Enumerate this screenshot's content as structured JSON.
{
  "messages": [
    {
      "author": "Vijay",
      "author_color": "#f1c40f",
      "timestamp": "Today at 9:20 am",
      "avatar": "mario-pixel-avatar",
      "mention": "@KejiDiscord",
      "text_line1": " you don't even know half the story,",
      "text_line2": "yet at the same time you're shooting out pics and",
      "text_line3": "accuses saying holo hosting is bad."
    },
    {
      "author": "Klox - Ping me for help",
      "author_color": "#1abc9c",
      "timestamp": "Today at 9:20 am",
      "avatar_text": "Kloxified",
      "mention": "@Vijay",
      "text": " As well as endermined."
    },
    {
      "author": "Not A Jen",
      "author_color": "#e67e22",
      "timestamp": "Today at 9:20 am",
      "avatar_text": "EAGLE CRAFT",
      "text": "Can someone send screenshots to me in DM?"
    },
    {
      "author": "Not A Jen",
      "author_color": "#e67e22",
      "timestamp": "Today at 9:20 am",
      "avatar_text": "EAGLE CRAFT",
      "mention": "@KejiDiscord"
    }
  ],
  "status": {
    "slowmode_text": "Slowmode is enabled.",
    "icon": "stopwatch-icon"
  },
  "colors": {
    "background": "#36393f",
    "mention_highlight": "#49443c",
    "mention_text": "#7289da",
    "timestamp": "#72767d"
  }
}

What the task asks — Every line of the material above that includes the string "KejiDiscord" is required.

Answer for the task —
      "mention": "@KejiDiscord",
      "mention": "@KejiDiscord"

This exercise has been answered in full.